J. Ella Fitzgerald and Cole Porter were, as the cliché goes, an ideal match of sensibilities. It's often said all the Songbooks are great, but I find the Gershwin collection relatively dull, and I think the sarcastic, mercenary temperament at the heart of many of Irving Berlin's lyrics is something she just didn't get and thus often didn't know how to phrase (I really dislike her reading of "Let's Face the Music and Dance"), but Porter's songs are guides to how to waltz through the suffering and heartbreak the world pushes at you without breaking a sweat, and that sensibility was always Fitzgerald's special benediction as a performer, so everything comes together beautifully here.

K. I know many who say the Columbia Years just aren't as interesting as the Dorsey recordings, where Sinatra found his voice, or the Capitol years, where he reconstructed it, but there's something to the smooth, lavender quality in Sinatra's sound throughout most of these songs that counts as a particular kind of perfection.
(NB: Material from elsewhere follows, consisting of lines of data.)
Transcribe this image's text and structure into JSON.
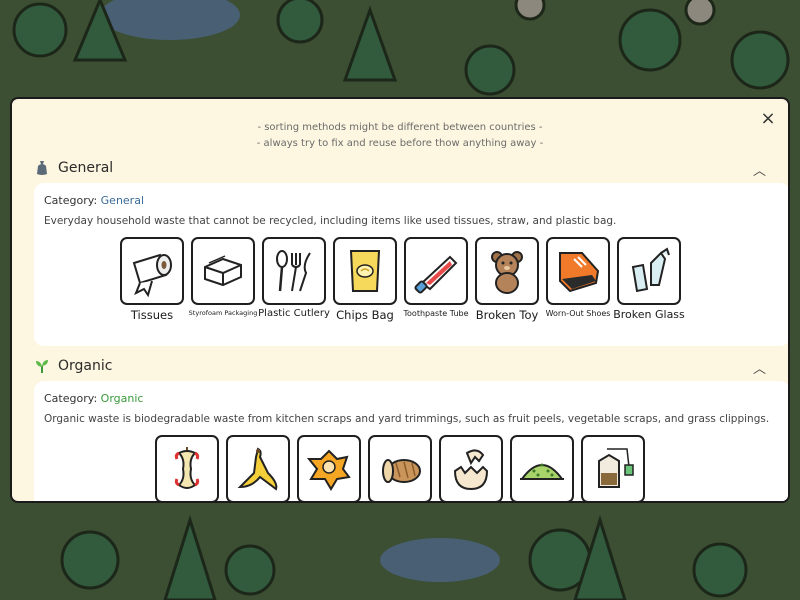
{
  "modal": {
    "close_icon": "×",
    "notes": [
      "- sorting methods might be different between countries -",
      "- always try to fix and reuse before thow anything away -"
    ]
  },
  "sections": [
    {
      "title": "General",
      "icon": "trash-bag-icon",
      "category_prefix": "Category:",
      "category_value": "General",
      "category_color": "#3a6b9a",
      "description": "Everyday household waste that cannot be recycled, including items like used tissues, straw, and plastic bag.",
      "items": [
        {
          "label": "Tissues",
          "icon": "tissue-roll-icon"
        },
        {
          "label": "Styrofoam Packaging",
          "icon": "styrofoam-box-icon"
        },
        {
          "label": "Plastic Cutlery",
          "icon": "cutlery-icon"
        },
        {
          "label": "Chips Bag",
          "icon": "chips-bag-icon"
        },
        {
          "label": "Toothpaste Tube",
          "icon": "toothpaste-icon"
        },
        {
          "label": "Broken Toy",
          "icon": "teddy-bear-icon"
        },
        {
          "label": "Worn-Out Shoes",
          "icon": "shoe-icon"
        },
        {
          "label": "Broken Glass",
          "icon": "broken-glass-icon"
        }
      ]
    },
    {
      "title": "Organic",
      "icon": "sprout-icon",
      "category_prefix": "Category:",
      "category_value": "Organic",
      "category_color": "#3c9a3c",
      "description": "Organic waste is biodegradable waste from kitchen scraps and yard trimmings, such as fruit peels, vegetable scraps, and grass clippings.",
      "items": [
        {
          "label": "",
          "icon": "apple-core-icon"
        },
        {
          "label": "",
          "icon": "banana-peel-icon"
        },
        {
          "label": "",
          "icon": "orange-peel-icon"
        },
        {
          "label": "",
          "icon": "bread-icon"
        },
        {
          "label": "",
          "icon": "eggshell-icon"
        },
        {
          "label": "",
          "icon": "grass-clippings-icon"
        },
        {
          "label": "",
          "icon": "tea-bag-icon"
        }
      ]
    }
  ]
}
And I'm as suspicious of the claims made on behalf of perfection as anybody, but sometimes perfection can be, you know, nice, and this is often very, very nice.
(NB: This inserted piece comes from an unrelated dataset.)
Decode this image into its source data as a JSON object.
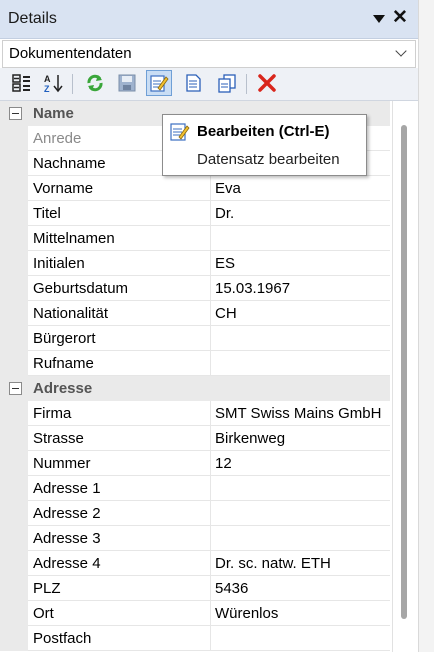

L. The Go-Betweens are sometimes my favorite rock band, and Oceans Apart would rarely be the album I'd name as my favorite, but I have been listening to it a lot in the past two months, and despite the most godawful mastering job I've ever encountered, I keep coming back to it rather obsessively. It was to be their last album, and it sounds like an accidental testament, a wonderful encapsulation of their sensibility and the range of their sonic ideas, which somehow the muddy mastering just renders all the more incisive.

M. Charlie Parker would be the best argument ever made on behalf of the pure pleasure of virtuosity for its own sake, except plenty of feeling and humor backs up every outburst, so I'm once again saved from having to make moral allowances for genius.

N. I've challenged myself to say something about each of these albums, but I have nothing to say about the Buzzcocks. Just that they're loudly wonderful and sublimely frivolous and very desperate.

O. And in light of recent events, let's just say my love of the Spector recordings might have a little less to do with Spector than the title of the box set would indicate, and more to do with Ronnie Spector's proto-punk goddess presence, or Darlene Love's determination to sing the only Christmas song anyone will ever need to hear, or Carole King & Gerry Goffin having the nerve to write "He Hit Me (And It Felt Like a Kiss)." I mean, there are dozens of reasons why I sometimes play songs from the set obsessively, and most of them have nothing to do man whose name and face graces the box. Though sure, he probably had something to do with it all. Why else would they put his face on the box?